Whether you’re one of the 27% of people who check social media first thing or (like me) you frequently find yourself at functions you have no business being at because you simply can’t resist the invitation, the fear of missing out is a feeling that most of us are familiar with. In fact, it’s one of the fastest growing forms of social anxiety that people experience. It’s easy to overlook because it shows up in ways that are seemingly inconsequential. Late nights spent scrolling the TL, the odd impulse purchase or forced outing are mostly harmless but FOMO can also have a very limiting effect on the way we live our lives.
Though it manifests in lots of different ways, at its core FOMO is underpinned by the concern that something fun/interesting/exciting is going on without us. That and the compulsion to stay connected to the people in our social networks. It’s no surprise that FOMO has become more common since the pandemic, as general levels of anxiety are on the rise and most of us have experienced some degree of social isolation during lockdowns and beyond. Increased worry and stress caused by COVID increases the need to alleviate that stress (or distract ourselves) with some social interaction, most of which takes place online.
FOMO-driven phenomena of recent months include viral TV trends like Squid Game and Love Island, every Tik Tok craze and tired TL ‘discourse’ ever and the post-lockdown rush to sit in overcrowded beer gardens in hopes of restoring some sense of normalcy. At face value these things are all fairly innocent, fun and even community-building at best and annoying at worst.

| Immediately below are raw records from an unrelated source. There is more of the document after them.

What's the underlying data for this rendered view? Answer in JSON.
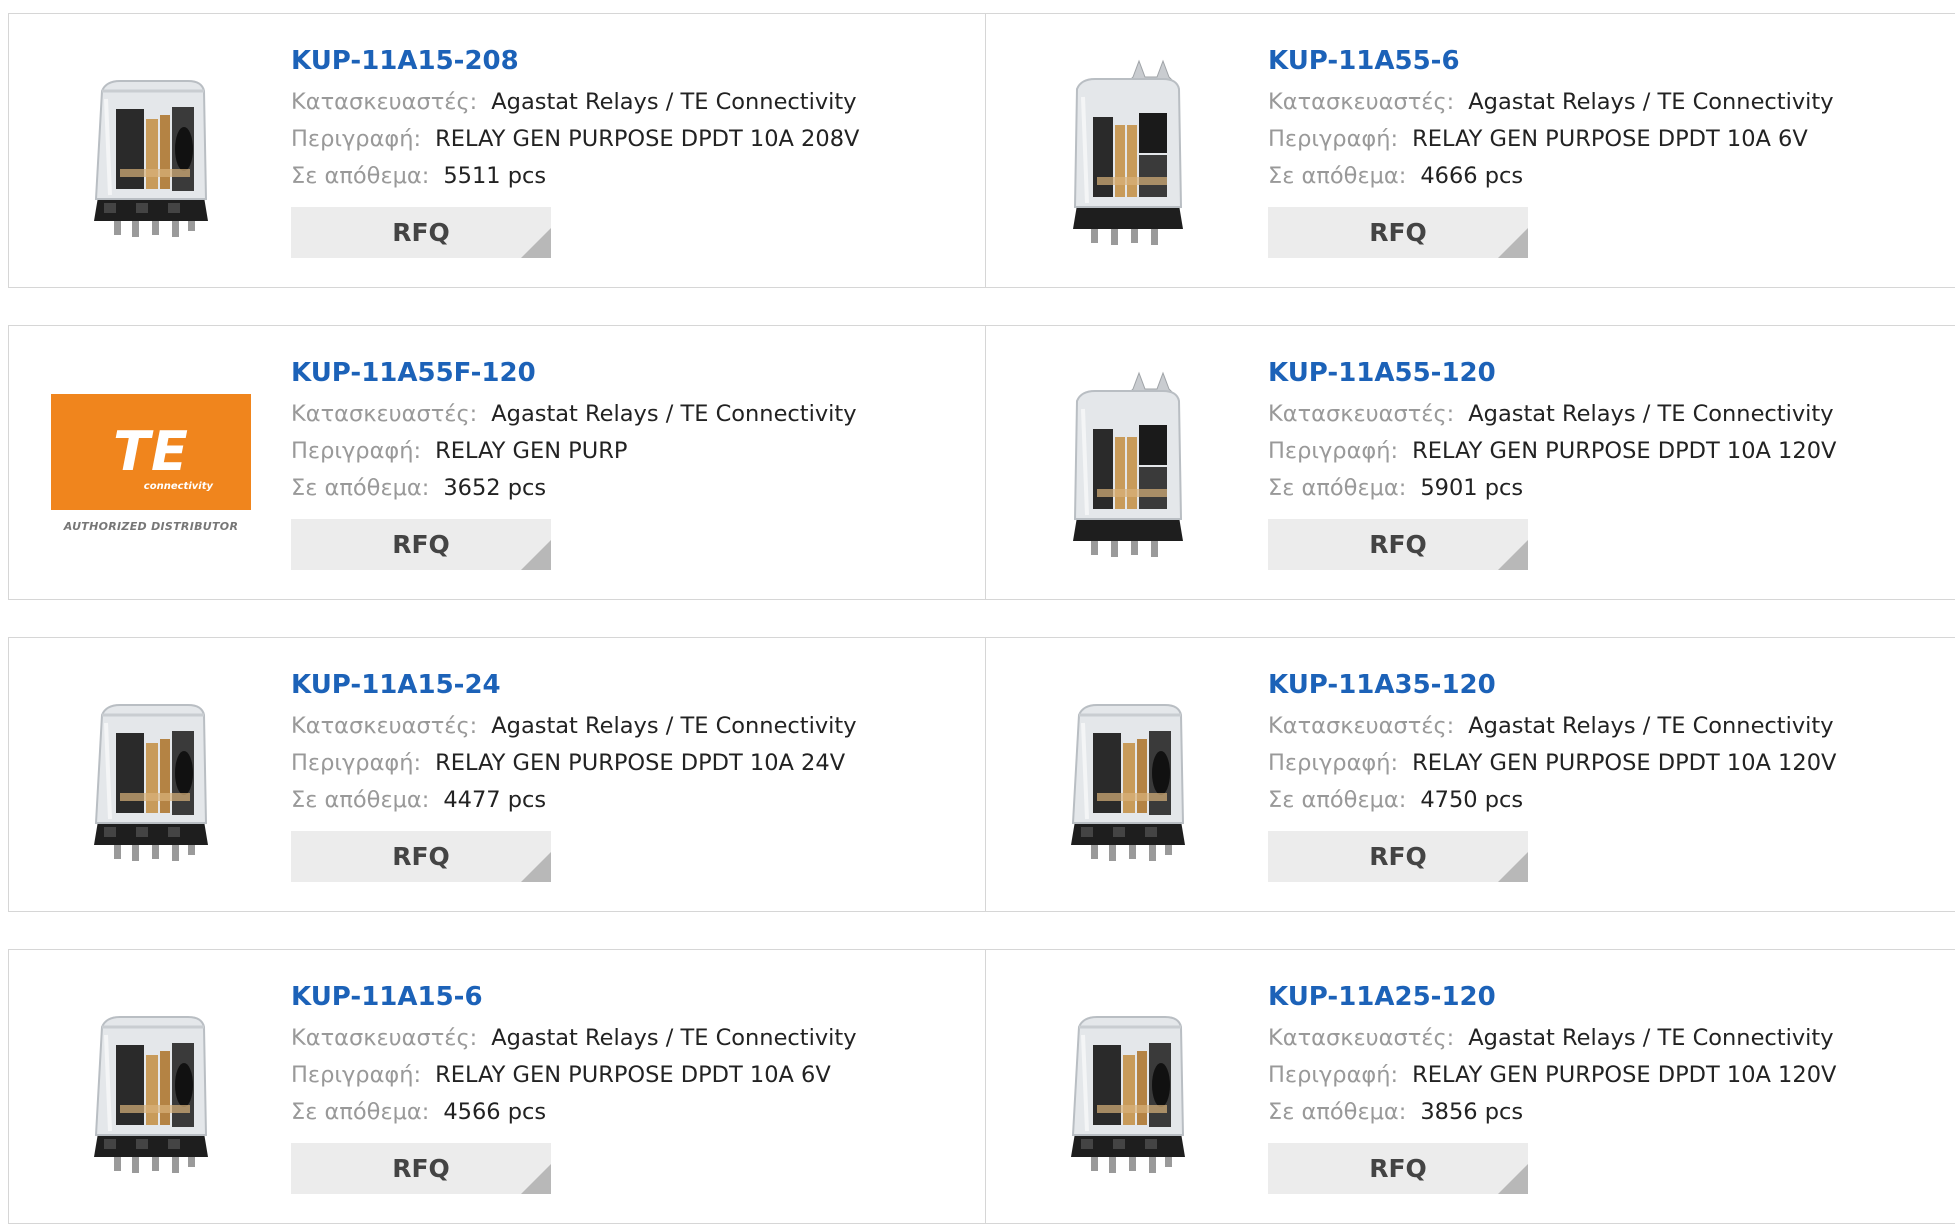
{
  "labels": {
    "manufacturer": "Κατασκευαστές:",
    "description": "Περιγραφή:",
    "stock": "Σε απόθεμα:",
    "rfq": "RFQ"
  },
  "logo": {
    "text": "TE",
    "sub": "connectivity",
    "tagline": "AUTHORIZED DISTRIBUTOR",
    "color": "#f0851d"
  },
  "products": [
    {
      "part": "KUP-11A15-208",
      "manufacturer": "Agastat Relays / TE Connectivity",
      "description": "RELAY GEN PURPOSE DPDT 10A 208V",
      "stock": "5511 pcs",
      "image": "relay-icon"
    },
    {
      "part": "KUP-11A55-6",
      "manufacturer": "Agastat Relays / TE Connectivity",
      "description": "RELAY GEN PURPOSE DPDT 10A 6V",
      "stock": "4666 pcs",
      "image": "relay-flange-icon"
    },
    {
      "part": "KUP-11A55F-120",
      "manufacturer": "Agastat Relays / TE Connectivity",
      "description": "RELAY GEN PURP",
      "stock": "3652 pcs",
      "image": "te-logo"
    },
    {
      "part": "KUP-11A55-120",
      "manufacturer": "Agastat Relays / TE Connectivity",
      "description": "RELAY GEN PURPOSE DPDT 10A 120V",
      "stock": "5901 pcs",
      "image": "relay-flange-icon"
    },
    {
      "part": "KUP-11A15-24",
      "manufacturer": "Agastat Relays / TE Connectivity",
      "description": "RELAY GEN PURPOSE DPDT 10A 24V",
      "stock": "4477 pcs",
      "image": "relay-icon"
    },
    {
      "part": "KUP-11A35-120",
      "manufacturer": "Agastat Relays / TE Connectivity",
      "description": "RELAY GEN PURPOSE DPDT 10A 120V",
      "stock": "4750 pcs",
      "image": "relay-icon"
    },
    {
      "part": "KUP-11A15-6",
      "manufacturer": "Agastat Relays / TE Connectivity",
      "description": "RELAY GEN PURPOSE DPDT 10A 6V",
      "stock": "4566 pcs",
      "image": "relay-icon"
    },
    {
      "part": "KUP-11A25-120",
      "manufacturer": "Agastat Relays / TE Connectivity",
      "description": "RELAY GEN PURPOSE DPDT 10A 120V",
      "stock": "3856 pcs",
      "image": "relay-icon"
    }
  ]
}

For the most part, they are but at it’s ugliest, FOMO results in thousands of kids traumatised by Squid Game’s violence, 40% of millenials going into debt trying to keep up with their friends and an overstretched healthcare system, aggravated by millions of rising COVID cases.

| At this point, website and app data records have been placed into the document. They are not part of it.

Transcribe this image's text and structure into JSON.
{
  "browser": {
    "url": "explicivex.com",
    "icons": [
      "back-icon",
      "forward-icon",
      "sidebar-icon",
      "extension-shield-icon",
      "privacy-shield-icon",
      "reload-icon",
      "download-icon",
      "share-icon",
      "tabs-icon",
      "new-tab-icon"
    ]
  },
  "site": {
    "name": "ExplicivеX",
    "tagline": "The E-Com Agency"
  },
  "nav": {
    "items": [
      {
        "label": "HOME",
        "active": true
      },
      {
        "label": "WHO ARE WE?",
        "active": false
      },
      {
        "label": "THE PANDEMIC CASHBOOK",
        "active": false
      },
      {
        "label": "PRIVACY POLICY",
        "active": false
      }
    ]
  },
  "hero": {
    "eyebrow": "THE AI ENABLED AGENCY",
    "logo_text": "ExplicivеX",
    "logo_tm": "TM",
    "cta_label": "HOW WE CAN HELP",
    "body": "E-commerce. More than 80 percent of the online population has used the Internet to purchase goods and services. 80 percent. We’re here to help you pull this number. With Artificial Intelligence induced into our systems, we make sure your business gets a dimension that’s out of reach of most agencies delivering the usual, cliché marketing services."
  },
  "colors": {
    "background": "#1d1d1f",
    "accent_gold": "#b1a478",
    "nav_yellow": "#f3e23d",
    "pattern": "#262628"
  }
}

It’s also becoming an important tool in digital marketing, with more and more corporations figuring out how to exploit our FOMO to sell us things we don’t really want or need. It’s links with smartphone and social media addiction mean FOMO encourages us to choose the promise of digital fulfillment over the tangible joy that can be found in our physical realities. As individuals there isn’t much we can do about any wide-scale societal damage FOMO causes but we can look at the ways it impacts us day to day. In developing self-awareness of how we process FOMO we can avoid a lot of undue chaos.

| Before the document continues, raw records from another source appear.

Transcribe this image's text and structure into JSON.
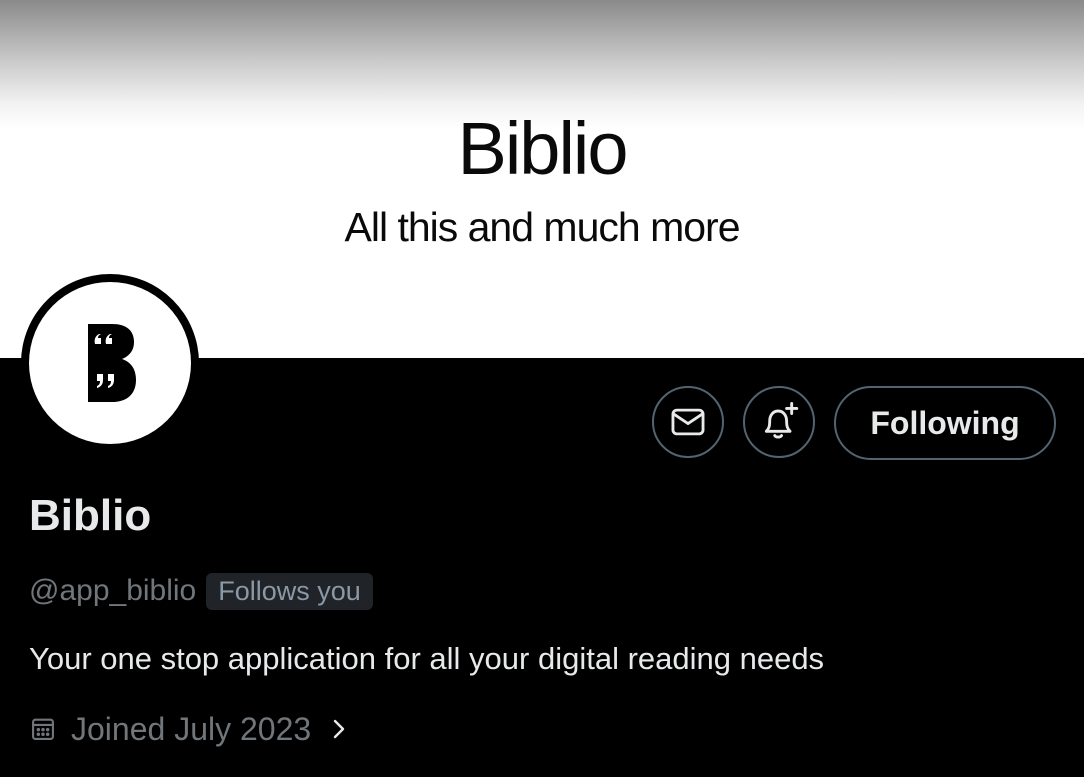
{
  "banner": {
    "title": "Biblio",
    "subtitle": "All this and much more"
  },
  "avatar": {
    "icon": "biblio-logo-b-quotes-icon"
  },
  "actions": {
    "message_icon": "mail-icon",
    "notify_icon": "bell-plus-icon",
    "follow_label": "Following"
  },
  "profile": {
    "display_name": "Biblio",
    "handle": "@app_biblio",
    "follows_badge": "Follows you",
    "bio": "Your one stop application for all your digital reading needs",
    "joined_icon": "calendar-icon",
    "joined": "Joined July 2023"
  },
  "colors": {
    "background": "#000000",
    "text_primary": "#e7e9ea",
    "text_secondary": "#71767b",
    "border": "#536471",
    "badge_bg": "#202327"
  }
}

It’s important to remember that FOMO affects us all differently and that certain demographics are more susceptible to feeling it intensely. For example, the younger a person is, the more likely they are to succumb to FOMO. It also correlates with tendencies towards compulsive thinking, a need for escapism and a predisposition to boredom, making it more common in people with mental health conditions like bipolar, BPD, anxiety and/or depression and neurodivergent people such as those with ADHD.
If that sounds like you, or if you’re generally just sick of FOMO interfering with your life, there are multiple ways to overcome it. Psychologist Dr. Aarti Gupta says the first step is to confront the insecurity about passing up on social events or missing out on discourse. She says that “acknowledging the insecurity” equips you with the appropriate strategy to accept the problem. Be intentional and ask yourself what you serve to gain from the experience that your FOMO compels you towards, will there be satisfaction and will it be sustaining? It may help to talk to a friend for perspective or make a pros and cons list etc.
In an ideal world, we’d all take Michaela Coel’s advice and disappear from socials from time to time, but that’s much easier said than done. For those of us who can’t go cold turkey, Dr. Gupta suggests regulated social media use. I have a two hour daily time-limit for Twitter and Instagram use and even though I’m always overriding it, the days I stick to it are the days I feel my best. Less time online means more time for mindfulness, which incidentally, is another powerful tool for getting over FOMO. Making an effort to be present in the moment with mindfulness immersion exercises, allows us to practice gratitude and cultivate contentment, which in turn limits our fear of missing out.
With no end to COVID in sight, we can expect to experience more of the isolation-fuelled FOMO that typified the last two years. What we’re not doing in 2022 is beating ourselves up when we find ourselves envious of other people’s enjoyment. When we recognise our envy as natural (if uncomfortable), we can take the necessary steps to detach when things start to feel overwhelming.